Search Function. Congress backs away from using the Methamphetamine Anti-Proliferation Act to authorize secret police searches of homes and businesses. Under the law, the state would have been allowed to seize or copy things, and not tell the owners about it until 90 days later–if then.


WHO What? The World Health Organization confirms its uselessness by releasing a study placing the United States with the 37th-best health care in the world, behind San Marino, Andorra, Malta, Italy, Spain, Oman, and Canada, to name a few.

School Code. Tax lawyers from the American Bar Association along with the IRS conspire to pollute high schools with 78,000 CD-ROMs on America's tax system. The goal? To explain the tax code to teenagers.

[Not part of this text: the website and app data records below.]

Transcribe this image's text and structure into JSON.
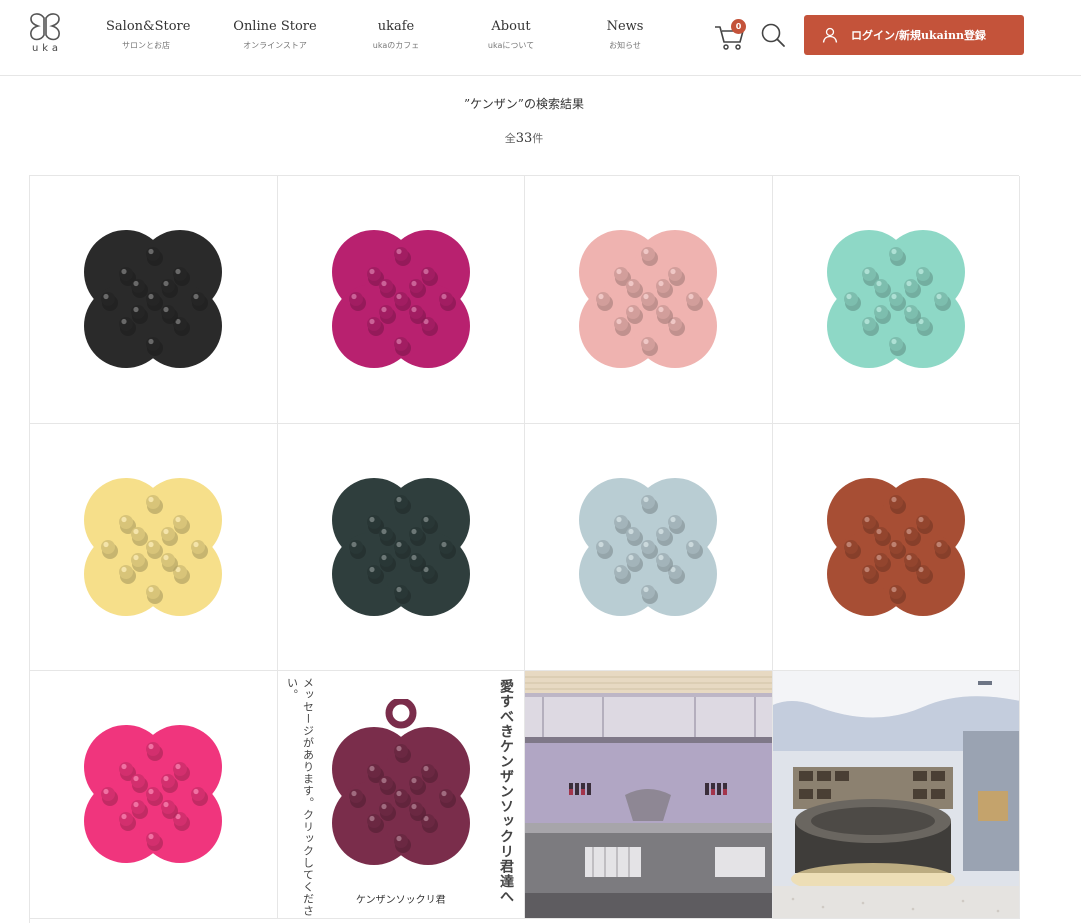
{
  "header": {
    "logo_text": "uka",
    "nav": [
      {
        "label": "Salon&Store",
        "sub": "サロンとお店"
      },
      {
        "label": "Online Store",
        "sub": "オンラインストア"
      },
      {
        "label": "ukafe",
        "sub": "ukaのカフェ"
      },
      {
        "label": "About",
        "sub": "ukaについて"
      },
      {
        "label": "News",
        "sub": "お知らせ"
      }
    ],
    "cart_count": "0",
    "login_label": "ログイン/新規ukainn登録",
    "accent_color": "#c4533a"
  },
  "results": {
    "title": "”ケンザン”の検索結果",
    "count_prefix": "全",
    "count": "33",
    "count_suffix": "件"
  },
  "products": [
    {
      "color": "#2a2a2a"
    },
    {
      "color": "#b8216f"
    },
    {
      "color": "#efb3b0"
    },
    {
      "color": "#8ed8c6"
    },
    {
      "color": "#f6df8a"
    },
    {
      "color": "#2f3e3d"
    },
    {
      "color": "#b9cdd3"
    },
    {
      "color": "#a74e34"
    },
    {
      "color": "#f0357d"
    }
  ],
  "promo": {
    "vertical_right": "愛すべきケンザンソックリ君達へ",
    "vertical_left": "メッセージがあります。クリックしてください。",
    "caption": "ケンザンソックリ君",
    "brush_color": "#7a2d4b"
  }
}
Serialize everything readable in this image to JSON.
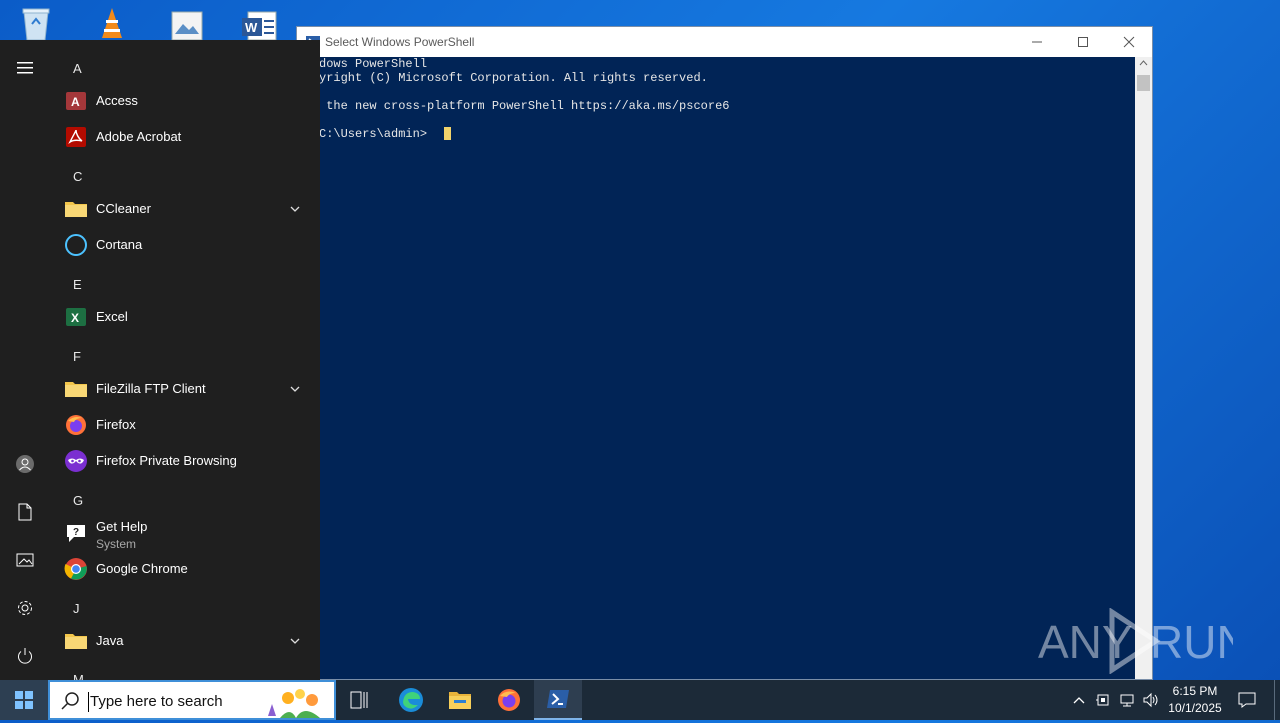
{
  "desktop": {
    "icons": [
      "recycle-bin-icon",
      "vlc-icon",
      "image-file-icon",
      "word-document-icon"
    ]
  },
  "powershell": {
    "title": "Select Windows PowerShell",
    "lines": [
      "dows PowerShell",
      "yright (C) Microsoft Corporation. All rights reserved.",
      "",
      " the new cross-platform PowerShell https://aka.ms/pscore6",
      "",
      "C:\\Users\\admin> "
    ],
    "bg": "#012456"
  },
  "start_menu": {
    "sections": [
      {
        "letter": "A",
        "apps": [
          {
            "name": "Access",
            "icon": "access-icon"
          },
          {
            "name": "Adobe Acrobat",
            "icon": "acrobat-icon"
          }
        ]
      },
      {
        "letter": "C",
        "apps": [
          {
            "name": "CCleaner",
            "icon": "folder-icon",
            "expandable": true
          },
          {
            "name": "Cortana",
            "icon": "cortana-icon"
          }
        ]
      },
      {
        "letter": "E",
        "apps": [
          {
            "name": "Excel",
            "icon": "excel-icon"
          }
        ]
      },
      {
        "letter": "F",
        "apps": [
          {
            "name": "FileZilla FTP Client",
            "icon": "folder-icon",
            "expandable": true
          },
          {
            "name": "Firefox",
            "icon": "firefox-icon"
          },
          {
            "name": "Firefox Private Browsing",
            "icon": "firefox-private-icon"
          }
        ]
      },
      {
        "letter": "G",
        "apps": [
          {
            "name": "Get Help",
            "sub": "System",
            "icon": "get-help-icon"
          },
          {
            "name": "Google Chrome",
            "icon": "chrome-icon"
          }
        ]
      },
      {
        "letter": "J",
        "apps": [
          {
            "name": "Java",
            "icon": "folder-icon",
            "expandable": true
          }
        ]
      },
      {
        "letter": "M",
        "apps": []
      }
    ],
    "rail": [
      "hamburger-icon",
      "user-icon",
      "documents-icon",
      "pictures-icon",
      "settings-icon",
      "power-icon"
    ]
  },
  "taskbar": {
    "search_placeholder": "Type here to search",
    "apps": [
      "task-view-icon",
      "edge-icon",
      "file-explorer-icon",
      "firefox-icon",
      "powershell-icon"
    ],
    "clock": {
      "time": "6:15 PM",
      "date": "10/1/2025"
    }
  },
  "watermark": {
    "left": "ANY",
    "right": "RUN"
  }
}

Teaching Politics. The Associated Press reports the National Education Association spent millions of dollars to elect "pro-education candidates," produce political training guides, and gather teachers' voting records. For the 2000 election, about $5 million will be spent on "organizational partnerships with political parties, campaign committees and political organizations." A 1993 IRS audit of the NEA found no political spending.

Stealth Tax. Recent congressional tweaking of the tax code starts to bite. About 5 million taxpayers had their itemized deductions limited on returns filed for 1998, an 8 percent increase from 1997. Some $25.9 billion in deductions were wiped out as a result.

Too-Full Spectrum. The Federal Communications Commission delays an auction of old television spectra, halting plans for a more efficient use of air space. The UHF channels 60–69 might be used for much-needed wireless data traffic.

Air Cav. U.S. attack helicopters leased to Colombian police for counter-narcotics missions are used against anti-government guerrillas in drug-producing areas. The State Department–owned choppers are only supposed to be used "in support" of anti-drug efforts, a meaningless distinction in a shooting war.